Starting a business in America is an increasingly popular way to make a living. Every month, hundreds of thousands of businesses are started across the country. Unfortunately, starting a business in America isn’t always easy. Very few small businesses will succeed, and those that do will often have to overcome a lot of challenges and potential roadblocks.

A big part of succeeding in business is learning. However, not only should you learn from your peers and other American businesses, but also businesses from around the world. For example, there is a lot that can be learned from Latin America startup culture and how they do things.

Whether you visit Professional Hispano or another resource, or speak to entrepreneurs directly, expanding your horizons is a great way to improve your business. With that in mind, let’s go over some lessons that American entrepreneurs could learn from the startup culture in Latin America.

The Importance of Bootstrapping

When you are just starting out in your business, money is often hard to come by. As a result, many American companies will look to borrow money when they can. Sure, this is the quickest way to get money, but isn’t always the best. Instead of defaulting to borrowing money, it is wise to take after Latin American companies and bootstrap your business.

Bootstrapping is all about building your company yourself, without any outside funding or investment. It allows you to retain full control of your company, and focus on the customers, not investors. Many Latin American companies get off the ground by bootstrapping themselves and starting out as efficiently as possible. If you are smart about your product and selling, and taking your time, bootstrapping is generally possible if costs are kept low.

Instead of focusing on the end goal and trying to get there as quick as possible through investment, slow things down and bootstrap your company for a while. It won’t be easy, but the easy road isn’t always the best.

Adaptability is Key

Another lesson that many American companies can learn from their Latin American counterparts is about adaptability. Being able to expand into new markets or change your offerings to meet different customer demand is very important. This is often tough as many American companies don’t take into account things like language barriers, cultural barriers or other potential challengers.

However, because Latin America is full of small markets throughout the region, they essentially need to build adaptability into their company early. These companies need to be well equipped at making products and services that are viable and understood across various different countries in most cases.

If your company cannot adapt to changing needs or preferences, you will be left in the dust by companies that can. Be sure to educate yourself about the potential challenges of adapting to a new market, and use this knowledge to learn how to best adapt.

The Ability to Be Resilient

As a business owner, you need to be resilient. Unfortunately, if a lot of American business owners fail, they may be reluctant to try again for fear of it happening again. However, in Latin America, this isn’t often the case. Many successful Latin entrepreneurs had a few failures under their belt before eventually succeeding. They have a lot of determination, and are willing to take major risks to achieve what they want.

While some Americans have this resilient gene, many are simply afraid to try again as failure is often deemed as a negative in America. While it isn’t great, there are always lessons to be learned from every experience, even the closing of a business.

From the importance of bootstrapping to the need for resilience, there is a lot your small business can learn from the startup culture in Latin America.

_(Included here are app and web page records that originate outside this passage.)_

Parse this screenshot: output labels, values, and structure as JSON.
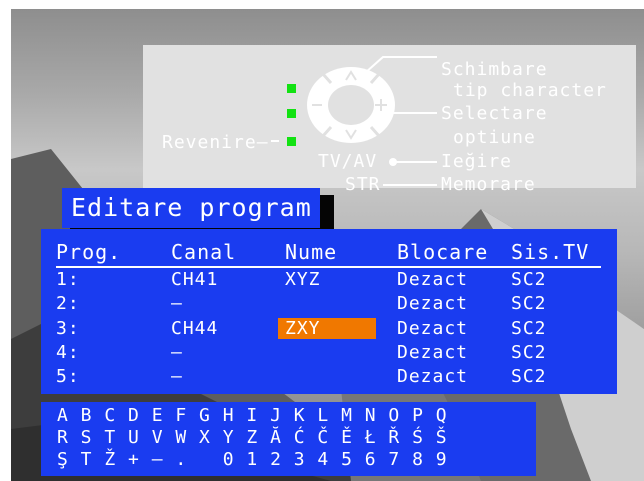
{
  "help": {
    "change_char_type_line1": "Schimbare",
    "change_char_type_line2": "tip character",
    "select_option_line1": "Selectare",
    "select_option_line2": "optiune",
    "back_label": "Revenire",
    "tvav_label": "TV/AV",
    "exit_label": "Ieğire",
    "str_label": "STR",
    "memorize_label": "Memorare",
    "led_color": "#12e212"
  },
  "title": "Editare program",
  "table": {
    "headers": [
      "Prog.",
      "Canal",
      "Nume",
      "Blocare",
      "Sis.TV"
    ],
    "rows": [
      {
        "prog": "1:",
        "canal": "CH41",
        "nume": "XYZ",
        "blocare": "Dezact",
        "sistv": "SC2"
      },
      {
        "prog": "2:",
        "canal": "–",
        "nume": "",
        "blocare": "Dezact",
        "sistv": "SC2"
      },
      {
        "prog": "3:",
        "canal": "CH44",
        "nume": "ZXY",
        "blocare": "Dezact",
        "sistv": "SC2"
      },
      {
        "prog": "4:",
        "canal": "–",
        "nume": "",
        "blocare": "Dezact",
        "sistv": "SC2"
      },
      {
        "prog": "5:",
        "canal": "–",
        "nume": "",
        "blocare": "Dezact",
        "sistv": "SC2"
      }
    ],
    "selected_row": 3,
    "highlight_color": "#f07800"
  },
  "chars": {
    "row1": "A B C D E F G H I J K L M N O P Q",
    "row2": "R S T U V W X Y Z Ă Ć Č Ě Ł Ř Ś Š",
    "row3": "Ş T Ž + – .   0 1 2 3 4 5 6 7 8 9"
  },
  "colors": {
    "panel_blue": "#1a3cf0",
    "help_bg": "#e1e1e1"
  }
}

They can all contribute to a more successful and profitable company that will be able to stand the test of time.

Fabrizio VanMarcino

Fabrizio Van Marciano is a self-taught web designer, front-end web developer, and content creator. He is the founder of FVM.